WORK INSTRUCTIONS =
Repeat every record exactly, but keep images out of the copy.

DATASET EXCERPTS =

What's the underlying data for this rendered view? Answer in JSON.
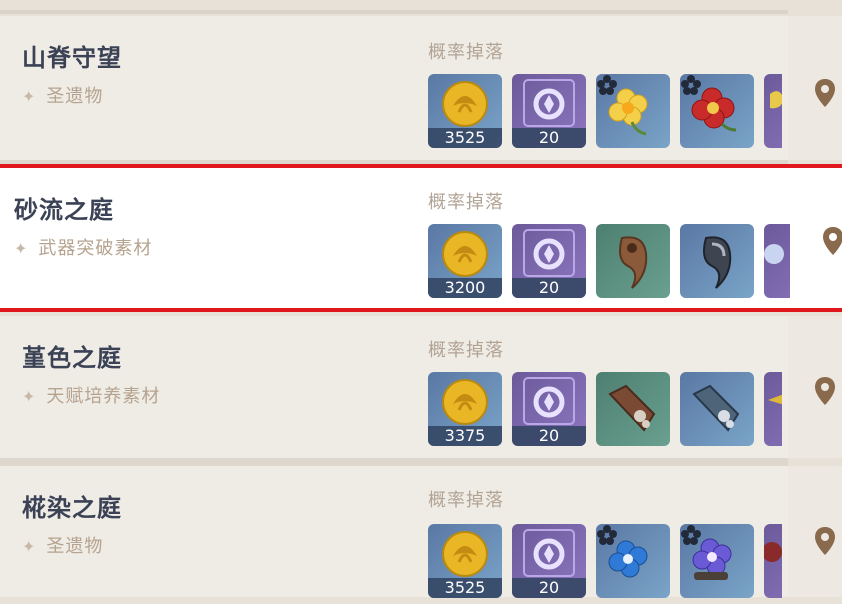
{
  "drop_label": "概率掉落",
  "rows": [
    {
      "title": "山脊守望",
      "subtitle": "圣遗物",
      "mora": "3525",
      "exp": "20"
    },
    {
      "title": "砂流之庭",
      "subtitle": "武器突破素材",
      "mora": "3200",
      "exp": "20"
    },
    {
      "title": "堇色之庭",
      "subtitle": "天赋培养素材",
      "mora": "3375",
      "exp": "20"
    },
    {
      "title": "椛染之庭",
      "subtitle": "圣遗物",
      "mora": "3525",
      "exp": "20"
    }
  ],
  "colors": {
    "selected_border": "#e0171c",
    "title": "#3b4255",
    "subtitle": "#b6a38f",
    "pin": "#8a6a4c"
  }
}
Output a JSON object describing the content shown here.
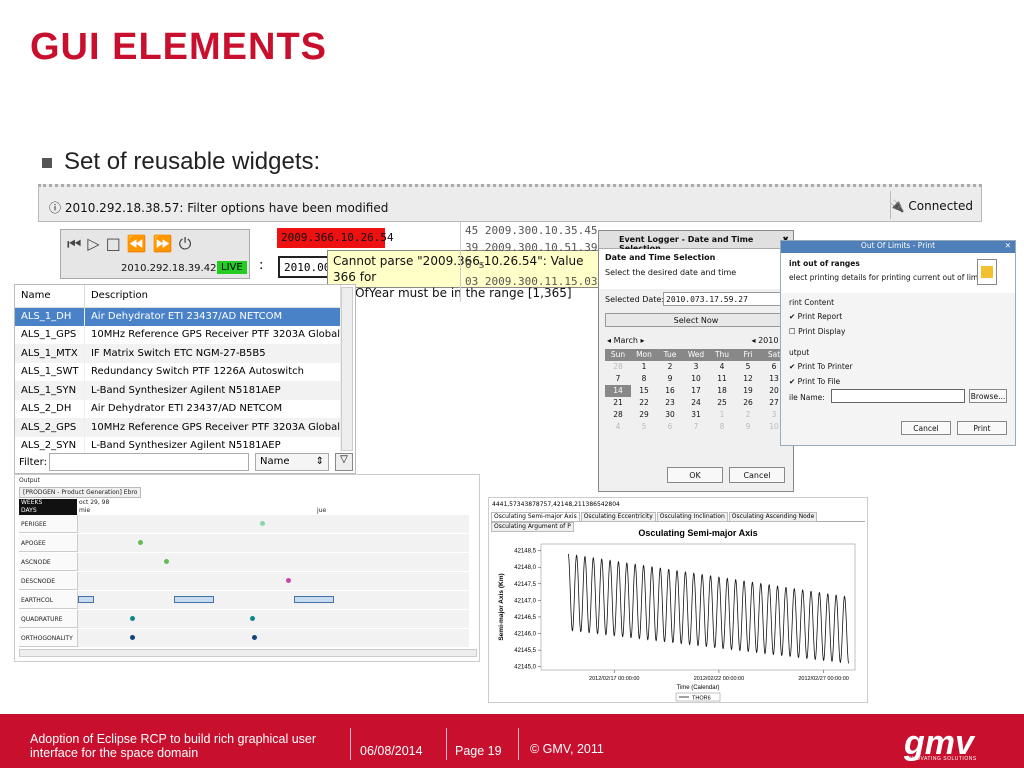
{
  "slide": {
    "title": "GUI ELEMENTS",
    "bullet": "Set of reusable widgets:"
  },
  "statusbar": {
    "message": "2010.292.18.38.57: Filter options have been modified",
    "connection": "Connected"
  },
  "player": {
    "timestamp": "2010.292.18.39.42",
    "live_label": "LIVE"
  },
  "date_widget": {
    "error_value": "2009.366.10.26.54",
    "input_value": "2010.001",
    "tooltip_line1": "Cannot parse \"2009.366.10.26.54\": Value 366 for",
    "tooltip_line2": "dayOfYear must be in the range [1,365]"
  },
  "log_list": [
    {
      "id": "45",
      "time": "2009.300.10.35.45"
    },
    {
      "id": "39",
      "time": "2009.300.10.51.39"
    },
    {
      "id": "0",
      "time": "s"
    },
    {
      "id": "03",
      "time": "2009.300.11.15.03"
    }
  ],
  "table": {
    "columns": [
      "Name",
      "Description"
    ],
    "rows": [
      {
        "name": "ALS_1_DH",
        "desc": "Air Dehydrator ETI 23437/AD NETCOM"
      },
      {
        "name": "ALS_1_GPS",
        "desc": "10MHz Reference GPS Receiver PTF 3203A Global"
      },
      {
        "name": "ALS_1_MTX",
        "desc": "IF Matrix Switch ETC NGM-27-B5B5"
      },
      {
        "name": "ALS_1_SWT",
        "desc": "Redundancy Switch PTF 1226A Autoswitch"
      },
      {
        "name": "ALS_1_SYN",
        "desc": "L-Band Synthesizer Agilent N5181AEP"
      },
      {
        "name": "ALS_2_DH",
        "desc": "Air Dehydrator ETI 23437/AD NETCOM"
      },
      {
        "name": "ALS_2_GPS",
        "desc": "10MHz Reference GPS Receiver PTF 3203A Global"
      },
      {
        "name": "ALS_2_SYN",
        "desc": "L-Band Synthesizer Agilent N5181AEP"
      }
    ],
    "filter_label": "Filter:",
    "filter_value": "",
    "filter_field": "Name"
  },
  "timeline": {
    "output_label": "Output",
    "tab_label": "[PRODGEN - Product Generation] Ebro",
    "weeks_label": "WEEKS",
    "weeks_value": "oct 29, 98",
    "days_label": "DAYS",
    "days_value1": "mie",
    "days_value2": "jue",
    "rows": [
      "PERIGEE",
      "APOGEE",
      "ASCNODE",
      "DESCNODE",
      "EARTHCOL",
      "QUADRATURE",
      "ORTHOGONALITY"
    ]
  },
  "event_dialog": {
    "window_title": "Event Logger - Date and Time Selection",
    "header_title": "Date and Time Selection",
    "header_sub": "Select the desired date and time",
    "selected_label": "Selected Date:",
    "selected_value": "2010.073.17.59.27",
    "select_now": "Select Now",
    "month": "March",
    "year": "2010",
    "weekdays": [
      "Sun",
      "Mon",
      "Tue",
      "Wed",
      "Thu",
      "Fri",
      "Sat"
    ],
    "weeks": [
      [
        "28",
        "1",
        "2",
        "3",
        "4",
        "5",
        "6"
      ],
      [
        "7",
        "8",
        "9",
        "10",
        "11",
        "12",
        "13"
      ],
      [
        "14",
        "15",
        "16",
        "17",
        "18",
        "19",
        "20"
      ],
      [
        "21",
        "22",
        "23",
        "24",
        "25",
        "26",
        "27"
      ],
      [
        "28",
        "29",
        "30",
        "31",
        "1",
        "2",
        "3"
      ],
      [
        "4",
        "5",
        "6",
        "7",
        "8",
        "9",
        "10"
      ]
    ],
    "ok": "OK",
    "cancel": "Cancel"
  },
  "print_dialog": {
    "window_title": "Out Of Limits - Print",
    "header_title": "int out of ranges",
    "header_sub": "elect printing details for printing current out of limits",
    "group_content": "rint Content",
    "print_report": "Print Report",
    "print_display": "Print Display",
    "group_output": "utput",
    "print_to_printer": "Print To Printer",
    "print_to_file": "Print To File",
    "file_name_label": "ile Name:",
    "browse": "Browse...",
    "cancel": "Cancel",
    "print": "Print"
  },
  "chart_data": {
    "type": "line",
    "header_text": "4441,57343878757,42148,211386542804",
    "tabs": [
      "Osculating Semi-major Axis",
      "Osculating Eccentricity",
      "Osculating Inclination",
      "Osculating Ascending Node",
      "Osculating Argument of P"
    ],
    "title": "Osculating Semi-major Axis",
    "ylabel": "Semi-major Axis (Km)",
    "xlabel": "Time (Calendar)",
    "yticks": [
      "42148,5",
      "42148,0",
      "42147,5",
      "42147,0",
      "42146,5",
      "42146,0",
      "42145,5",
      "42145,0"
    ],
    "xticks": [
      "2012/02/17 00:00:00",
      "2012/02/22 00:00:00",
      "2012/02/27 00:00:00"
    ],
    "ylim": [
      42144.9,
      42148.7
    ],
    "series": [
      {
        "name": "THOR6",
        "color": "#111111"
      }
    ],
    "x_start": "2012/02/13 12:00:00",
    "x_end": "2012/02/28 12:00:00",
    "oscillation_period_days": 0.4,
    "envelope": {
      "max_start": 42148.4,
      "max_end": 42147.1,
      "min_start": 42146.1,
      "min_end": 42145.1
    }
  },
  "footer": {
    "tagline": "Adoption of Eclipse RCP to build rich graphical user interface for the space domain",
    "date": "06/08/2014",
    "page": "Page 19",
    "copyright": "© GMV, 2011",
    "logo_text": "gmv",
    "logo_tag": "INNOVATING SOLUTIONS"
  }
}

SOLUTION TO THE PROBLEM =
What's the underlying data for this rendered view? Answer in JSON.
{
  "drop_label": "概率掉落",
  "rows": [
    {
      "title": "山脊守望",
      "subtitle": "圣遗物",
      "mora": "3525",
      "exp": "20"
    },
    {
      "title": "砂流之庭",
      "subtitle": "武器突破素材",
      "mora": "3200",
      "exp": "20"
    },
    {
      "title": "堇色之庭",
      "subtitle": "天赋培养素材",
      "mora": "3375",
      "exp": "20"
    },
    {
      "title": "椛染之庭",
      "subtitle": "圣遗物",
      "mora": "3525",
      "exp": "20"
    }
  ],
  "colors": {
    "selected_border": "#e0171c",
    "title": "#3b4255",
    "subtitle": "#b6a38f",
    "pin": "#8a6a4c"
  }
}
Output a JSON object describing the content shown here.
{
  "slide": {
    "title": "GUI ELEMENTS",
    "bullet": "Set of reusable widgets:"
  },
  "statusbar": {
    "message": "2010.292.18.38.57: Filter options have been modified",
    "connection": "Connected"
  },
  "player": {
    "timestamp": "2010.292.18.39.42",
    "live_label": "LIVE"
  },
  "date_widget": {
    "error_value": "2009.366.10.26.54",
    "input_value": "2010.001",
    "tooltip_line1": "Cannot parse \"2009.366.10.26.54\": Value 366 for",
    "tooltip_line2": "dayOfYear must be in the range [1,365]"
  },
  "log_list": [
    {
      "id": "45",
      "time": "2009.300.10.35.45"
    },
    {
      "id": "39",
      "time": "2009.300.10.51.39"
    },
    {
      "id": "0",
      "time": "s"
    },
    {
      "id": "03",
      "time": "2009.300.11.15.03"
    }
  ],
  "table": {
    "columns": [
      "Name",
      "Description"
    ],
    "rows": [
      {
        "name": "ALS_1_DH",
        "desc": "Air Dehydrator ETI 23437/AD NETCOM"
      },
      {
        "name": "ALS_1_GPS",
        "desc": "10MHz Reference GPS Receiver PTF 3203A Global"
      },
      {
        "name": "ALS_1_MTX",
        "desc": "IF Matrix Switch ETC NGM-27-B5B5"
      },
      {
        "name": "ALS_1_SWT",
        "desc": "Redundancy Switch PTF 1226A Autoswitch"
      },
      {
        "name": "ALS_1_SYN",
        "desc": "L-Band Synthesizer Agilent N5181AEP"
      },
      {
        "name": "ALS_2_DH",
        "desc": "Air Dehydrator ETI 23437/AD NETCOM"
      },
      {
        "name": "ALS_2_GPS",
        "desc": "10MHz Reference GPS Receiver PTF 3203A Global"
      },
      {
        "name": "ALS_2_SYN",
        "desc": "L-Band Synthesizer Agilent N5181AEP"
      }
    ],
    "filter_label": "Filter:",
    "filter_value": "",
    "filter_field": "Name"
  },
  "timeline": {
    "output_label": "Output",
    "tab_label": "[PRODGEN - Product Generation] Ebro",
    "weeks_label": "WEEKS",
    "weeks_value": "oct 29, 98",
    "days_label": "DAYS",
    "days_value1": "mie",
    "days_value2": "jue",
    "rows": [
      "PERIGEE",
      "APOGEE",
      "ASCNODE",
      "DESCNODE",
      "EARTHCOL",
      "QUADRATURE",
      "ORTHOGONALITY"
    ]
  },
  "event_dialog": {
    "window_title": "Event Logger - Date and Time Selection",
    "header_title": "Date and Time Selection",
    "header_sub": "Select the desired date and time",
    "selected_label": "Selected Date:",
    "selected_value": "2010.073.17.59.27",
    "select_now": "Select Now",
    "month": "March",
    "year": "2010",
    "weekdays": [
      "Sun",
      "Mon",
      "Tue",
      "Wed",
      "Thu",
      "Fri",
      "Sat"
    ],
    "weeks": [
      [
        "28",
        "1",
        "2",
        "3",
        "4",
        "5",
        "6"
      ],
      [
        "7",
        "8",
        "9",
        "10",
        "11",
        "12",
        "13"
      ],
      [
        "14",
        "15",
        "16",
        "17",
        "18",
        "19",
        "20"
      ],
      [
        "21",
        "22",
        "23",
        "24",
        "25",
        "26",
        "27"
      ],
      [
        "28",
        "29",
        "30",
        "31",
        "1",
        "2",
        "3"
      ],
      [
        "4",
        "5",
        "6",
        "7",
        "8",
        "9",
        "10"
      ]
    ],
    "ok": "OK",
    "cancel": "Cancel"
  },
  "print_dialog": {
    "window_title": "Out Of Limits - Print",
    "header_title": "int out of ranges",
    "header_sub": "elect printing details for printing current out of limits",
    "group_content": "rint Content",
    "print_report": "Print Report",
    "print_display": "Print Display",
    "group_output": "utput",
    "print_to_printer": "Print To Printer",
    "print_to_file": "Print To File",
    "file_name_label": "ile Name:",
    "browse": "Browse...",
    "cancel": "Cancel",
    "print": "Print"
  },
  "chart_data": {
    "type": "line",
    "header_text": "4441,57343878757,42148,211386542804",
    "tabs": [
      "Osculating Semi-major Axis",
      "Osculating Eccentricity",
      "Osculating Inclination",
      "Osculating Ascending Node",
      "Osculating Argument of P"
    ],
    "title": "Osculating Semi-major Axis",
    "ylabel": "Semi-major Axis (Km)",
    "xlabel": "Time (Calendar)",
    "yticks": [
      "42148,5",
      "42148,0",
      "42147,5",
      "42147,0",
      "42146,5",
      "42146,0",
      "42145,5",
      "42145,0"
    ],
    "xticks": [
      "2012/02/17 00:00:00",
      "2012/02/22 00:00:00",
      "2012/02/27 00:00:00"
    ],
    "ylim": [
      42144.9,
      42148.7
    ],
    "series": [
      {
        "name": "THOR6",
        "color": "#111111"
      }
    ],
    "x_start": "2012/02/13 12:00:00",
    "x_end": "2012/02/28 12:00:00",
    "oscillation_period_days": 0.4,
    "envelope": {
      "max_start": 42148.4,
      "max_end": 42147.1,
      "min_start": 42146.1,
      "min_end": 42145.1
    }
  },
  "footer": {
    "tagline": "Adoption of Eclipse RCP to build rich graphical user interface for the space domain",
    "date": "06/08/2014",
    "page": "Page 19",
    "copyright": "© GMV, 2011",
    "logo_text": "gmv",
    "logo_tag": "INNOVATING SOLUTIONS"
  }
}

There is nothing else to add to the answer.